About this book
When two or more systems of property ownership or rights come together, issues and even conflicts are bound to surface. In many parts of the world, particularly in developing countries, this is becoming a larger problem, while in other parts of the world the conflicting viewpoints have long co-existed, but reparation of past conflicts has more recently become a pressing matter.
Sponsored by the American Real Estate Society (ARES), Indigenous Peoples and Real Estate Valuation addresses a wide variety of timely issues relating to property ownership, rights, and use, including: ancestral burial, historical record of occupancy, treaty implementation problems, eminent domain, the effects of large governmental change, financing projects under formal and informal title or deed document systems, exclusive ownership vs. non-exclusive use rights, public land ownership, tribal or family land claims, insurgency and war, legal systems of ownership, prior government expropriation of lands, moral obligation to indigenous peoples, colonial occupation, and common land leases. These issues can also be broadly grouped into topics, such as conflict between indigenous and western property rights, communal land ownership, land transfer by force, legacy issues related to past colonization and apartheid, and metaphysical/indigenous land value.
Covering contemporary practices around the world, this volume features research from an international array of authors, exploring the economic, demographic, political, legal, and cultural dimensions of property ownership—and the conflicts that emerge when systems clash. Including in-depth case studies and policy recommendations, this volume will be a valuable resource for government leaders and economic policymakers, urban planners and property developers, advocates of indigenous people’s rights, lenders, and other industry professionals.

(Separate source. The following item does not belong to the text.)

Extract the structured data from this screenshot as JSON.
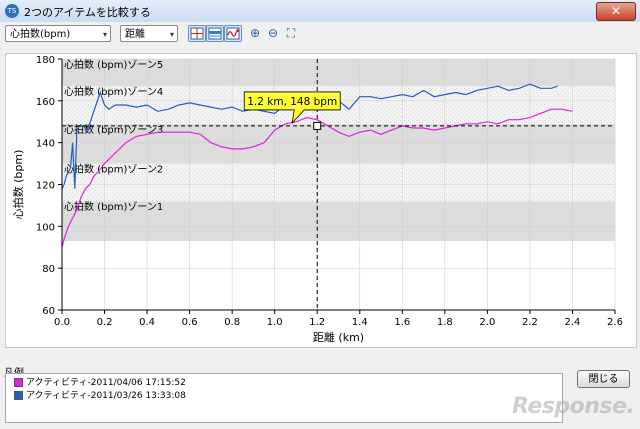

"Indigenous Peoples and Real Estate Valuation is a great beginning for a more methodological way of understanding and being able to deal with people’s right to land. The study is important in that it clarifies that the majority of the people of the world do not adhere to the western method of land rights, thus raising the question: Who is right? Is it the indigenous people of the world or the "deeded" people of the western world? If one steps back a bit from all this and realizes that this world was created for your use and we actually leave this world with nothing, even if we owned large parcels of land, then we might realize that we need to learn from the different indigenous peoples of the world how to use this land and leave it for future generations."
School of Architecture and Planning
University of the Witwatersrand